= Assigned task =
Locate every line in the material below that has the word "title". Copy each of those lines.

= Task input =
#####
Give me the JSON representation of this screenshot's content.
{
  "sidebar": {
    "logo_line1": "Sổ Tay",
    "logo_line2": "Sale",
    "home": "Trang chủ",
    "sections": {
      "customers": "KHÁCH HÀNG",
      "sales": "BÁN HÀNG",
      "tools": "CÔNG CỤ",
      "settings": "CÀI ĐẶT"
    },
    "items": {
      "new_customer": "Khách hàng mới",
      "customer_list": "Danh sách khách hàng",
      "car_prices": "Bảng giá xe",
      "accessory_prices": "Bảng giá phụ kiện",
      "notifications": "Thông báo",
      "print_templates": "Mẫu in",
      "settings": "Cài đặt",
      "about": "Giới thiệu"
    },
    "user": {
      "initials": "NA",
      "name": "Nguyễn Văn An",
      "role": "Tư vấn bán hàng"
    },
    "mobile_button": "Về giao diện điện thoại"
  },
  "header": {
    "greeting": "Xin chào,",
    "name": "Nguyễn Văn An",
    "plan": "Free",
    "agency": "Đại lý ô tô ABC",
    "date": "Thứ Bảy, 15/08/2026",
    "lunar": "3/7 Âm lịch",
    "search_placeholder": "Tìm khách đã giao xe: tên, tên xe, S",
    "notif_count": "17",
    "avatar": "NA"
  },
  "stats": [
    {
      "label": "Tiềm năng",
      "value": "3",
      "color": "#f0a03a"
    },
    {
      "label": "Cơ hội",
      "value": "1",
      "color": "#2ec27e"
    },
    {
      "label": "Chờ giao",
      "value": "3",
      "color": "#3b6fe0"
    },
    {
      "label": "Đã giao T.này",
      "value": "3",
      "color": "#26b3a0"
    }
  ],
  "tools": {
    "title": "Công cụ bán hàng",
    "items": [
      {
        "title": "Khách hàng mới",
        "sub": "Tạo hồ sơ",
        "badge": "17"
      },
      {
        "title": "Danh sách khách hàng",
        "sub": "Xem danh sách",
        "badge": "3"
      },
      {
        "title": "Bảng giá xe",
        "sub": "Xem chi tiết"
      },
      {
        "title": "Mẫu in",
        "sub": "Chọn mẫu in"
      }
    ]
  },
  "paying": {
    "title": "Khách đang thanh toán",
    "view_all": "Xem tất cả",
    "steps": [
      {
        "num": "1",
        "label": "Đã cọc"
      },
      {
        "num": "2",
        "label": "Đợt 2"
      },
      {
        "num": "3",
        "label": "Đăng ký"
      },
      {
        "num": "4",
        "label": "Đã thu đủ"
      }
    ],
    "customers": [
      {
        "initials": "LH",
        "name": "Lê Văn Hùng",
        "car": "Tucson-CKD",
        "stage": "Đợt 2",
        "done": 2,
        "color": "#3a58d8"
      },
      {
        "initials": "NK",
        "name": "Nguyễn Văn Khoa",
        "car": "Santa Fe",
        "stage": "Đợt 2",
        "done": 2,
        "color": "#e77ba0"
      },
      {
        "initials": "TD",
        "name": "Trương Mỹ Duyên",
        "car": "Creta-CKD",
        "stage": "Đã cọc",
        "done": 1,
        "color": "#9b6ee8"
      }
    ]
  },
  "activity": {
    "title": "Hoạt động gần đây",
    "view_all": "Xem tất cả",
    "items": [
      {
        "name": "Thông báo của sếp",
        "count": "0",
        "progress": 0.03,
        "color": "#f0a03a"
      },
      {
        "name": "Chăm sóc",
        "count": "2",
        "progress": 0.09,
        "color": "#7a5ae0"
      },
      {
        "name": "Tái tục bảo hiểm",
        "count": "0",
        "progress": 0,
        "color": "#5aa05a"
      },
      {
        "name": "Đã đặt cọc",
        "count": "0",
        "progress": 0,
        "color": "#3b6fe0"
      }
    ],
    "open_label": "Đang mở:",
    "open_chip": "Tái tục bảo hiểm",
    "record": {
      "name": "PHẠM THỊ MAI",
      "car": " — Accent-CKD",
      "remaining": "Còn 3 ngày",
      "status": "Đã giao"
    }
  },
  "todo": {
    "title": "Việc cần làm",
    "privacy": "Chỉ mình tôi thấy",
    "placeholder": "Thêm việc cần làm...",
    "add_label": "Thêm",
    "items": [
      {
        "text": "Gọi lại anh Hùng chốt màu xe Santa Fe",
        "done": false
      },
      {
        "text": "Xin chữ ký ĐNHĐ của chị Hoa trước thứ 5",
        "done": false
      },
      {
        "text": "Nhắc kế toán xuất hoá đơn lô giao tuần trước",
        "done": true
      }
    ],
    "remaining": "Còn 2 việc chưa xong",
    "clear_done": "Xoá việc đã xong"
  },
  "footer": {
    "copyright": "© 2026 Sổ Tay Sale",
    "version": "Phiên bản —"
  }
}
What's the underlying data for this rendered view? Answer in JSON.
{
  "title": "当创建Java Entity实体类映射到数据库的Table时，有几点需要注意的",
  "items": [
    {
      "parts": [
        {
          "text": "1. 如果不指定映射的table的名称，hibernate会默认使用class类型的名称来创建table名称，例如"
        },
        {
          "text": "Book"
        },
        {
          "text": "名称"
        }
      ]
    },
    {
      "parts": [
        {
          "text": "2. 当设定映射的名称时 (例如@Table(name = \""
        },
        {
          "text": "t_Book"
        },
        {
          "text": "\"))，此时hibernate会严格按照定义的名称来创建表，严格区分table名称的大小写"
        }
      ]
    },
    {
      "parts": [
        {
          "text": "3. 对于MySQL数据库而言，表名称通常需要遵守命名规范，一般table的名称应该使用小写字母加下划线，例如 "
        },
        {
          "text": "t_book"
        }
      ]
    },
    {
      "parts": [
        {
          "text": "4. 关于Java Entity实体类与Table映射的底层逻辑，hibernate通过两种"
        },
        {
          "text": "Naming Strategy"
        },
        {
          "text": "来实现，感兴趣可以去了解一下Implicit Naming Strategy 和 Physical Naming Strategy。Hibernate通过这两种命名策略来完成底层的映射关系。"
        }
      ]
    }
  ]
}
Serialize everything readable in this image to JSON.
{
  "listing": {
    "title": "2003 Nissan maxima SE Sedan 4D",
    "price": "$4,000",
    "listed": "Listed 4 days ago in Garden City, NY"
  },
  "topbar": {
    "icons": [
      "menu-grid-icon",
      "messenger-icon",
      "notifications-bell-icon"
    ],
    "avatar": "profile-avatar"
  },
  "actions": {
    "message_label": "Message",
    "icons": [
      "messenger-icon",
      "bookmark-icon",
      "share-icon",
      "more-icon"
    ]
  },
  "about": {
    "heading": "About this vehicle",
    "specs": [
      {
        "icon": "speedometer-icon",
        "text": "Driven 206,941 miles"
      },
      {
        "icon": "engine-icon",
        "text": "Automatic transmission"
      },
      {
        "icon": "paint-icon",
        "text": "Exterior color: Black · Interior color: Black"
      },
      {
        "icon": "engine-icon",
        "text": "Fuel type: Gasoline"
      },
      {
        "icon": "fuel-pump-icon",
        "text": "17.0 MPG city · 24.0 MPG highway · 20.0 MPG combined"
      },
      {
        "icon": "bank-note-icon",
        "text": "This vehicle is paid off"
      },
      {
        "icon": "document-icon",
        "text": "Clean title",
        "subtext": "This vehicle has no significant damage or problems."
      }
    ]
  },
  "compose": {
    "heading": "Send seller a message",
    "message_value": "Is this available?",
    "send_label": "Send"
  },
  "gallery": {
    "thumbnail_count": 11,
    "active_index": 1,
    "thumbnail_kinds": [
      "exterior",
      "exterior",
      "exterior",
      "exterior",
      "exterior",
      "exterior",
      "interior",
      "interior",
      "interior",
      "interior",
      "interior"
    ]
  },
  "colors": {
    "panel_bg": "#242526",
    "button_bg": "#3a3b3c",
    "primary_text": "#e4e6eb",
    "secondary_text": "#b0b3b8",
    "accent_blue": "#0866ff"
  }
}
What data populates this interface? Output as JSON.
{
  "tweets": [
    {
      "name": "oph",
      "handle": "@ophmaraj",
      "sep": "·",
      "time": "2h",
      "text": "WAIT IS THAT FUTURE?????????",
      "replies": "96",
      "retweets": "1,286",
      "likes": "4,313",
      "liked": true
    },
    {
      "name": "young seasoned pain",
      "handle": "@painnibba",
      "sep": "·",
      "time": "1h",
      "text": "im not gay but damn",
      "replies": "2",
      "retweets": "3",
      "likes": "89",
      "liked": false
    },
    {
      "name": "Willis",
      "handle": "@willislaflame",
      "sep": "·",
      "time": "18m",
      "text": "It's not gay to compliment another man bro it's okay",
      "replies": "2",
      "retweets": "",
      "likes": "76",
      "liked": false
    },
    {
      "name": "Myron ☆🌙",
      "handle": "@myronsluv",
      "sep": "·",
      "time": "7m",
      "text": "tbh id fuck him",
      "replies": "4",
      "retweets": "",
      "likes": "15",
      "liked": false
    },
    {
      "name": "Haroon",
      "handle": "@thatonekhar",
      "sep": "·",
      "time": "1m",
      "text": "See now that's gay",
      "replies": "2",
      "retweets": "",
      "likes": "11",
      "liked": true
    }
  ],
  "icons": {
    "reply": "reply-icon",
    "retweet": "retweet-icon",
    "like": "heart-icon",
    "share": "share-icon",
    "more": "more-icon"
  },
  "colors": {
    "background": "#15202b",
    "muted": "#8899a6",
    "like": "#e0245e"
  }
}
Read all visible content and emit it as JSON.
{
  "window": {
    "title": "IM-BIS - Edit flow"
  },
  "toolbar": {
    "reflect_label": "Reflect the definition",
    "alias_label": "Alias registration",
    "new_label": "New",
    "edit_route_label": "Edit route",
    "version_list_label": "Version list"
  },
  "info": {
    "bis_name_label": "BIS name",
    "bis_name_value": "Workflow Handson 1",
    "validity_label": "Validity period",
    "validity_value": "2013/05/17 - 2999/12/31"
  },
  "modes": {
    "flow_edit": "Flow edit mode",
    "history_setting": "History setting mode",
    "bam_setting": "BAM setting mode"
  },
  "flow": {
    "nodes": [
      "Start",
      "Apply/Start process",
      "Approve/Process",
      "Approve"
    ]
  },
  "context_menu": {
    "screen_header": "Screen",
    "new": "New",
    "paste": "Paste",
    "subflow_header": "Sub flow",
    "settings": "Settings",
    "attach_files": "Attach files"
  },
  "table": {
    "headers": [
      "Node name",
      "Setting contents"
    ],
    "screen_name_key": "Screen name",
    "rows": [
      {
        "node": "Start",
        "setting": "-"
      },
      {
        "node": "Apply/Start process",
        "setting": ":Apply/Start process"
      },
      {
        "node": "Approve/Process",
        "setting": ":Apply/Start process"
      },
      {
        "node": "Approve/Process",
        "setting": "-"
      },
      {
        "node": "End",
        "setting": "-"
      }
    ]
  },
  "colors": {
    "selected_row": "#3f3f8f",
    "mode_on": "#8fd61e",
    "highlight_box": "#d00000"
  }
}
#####
= Solved exercise =
    "title": "Công cụ bán hàng",
        "title": "Khách hàng mới",
        "title": "Danh sách khách hàng",
        "title": "Bảng giá xe",
        "title": "Mẫu in",
    "title": "Khách đang thanh toán",
    "title": "Hoạt động gần đây",
    "title": "Việc cần làm",
  "title": "当创建Java Entity实体类映射到数据库的Table时，有几点需要注意的",
    "title": "2003 Nissan maxima SE Sedan 4D",
        "text": "Clean title",
    "title": "IM-BIS - Edit flow"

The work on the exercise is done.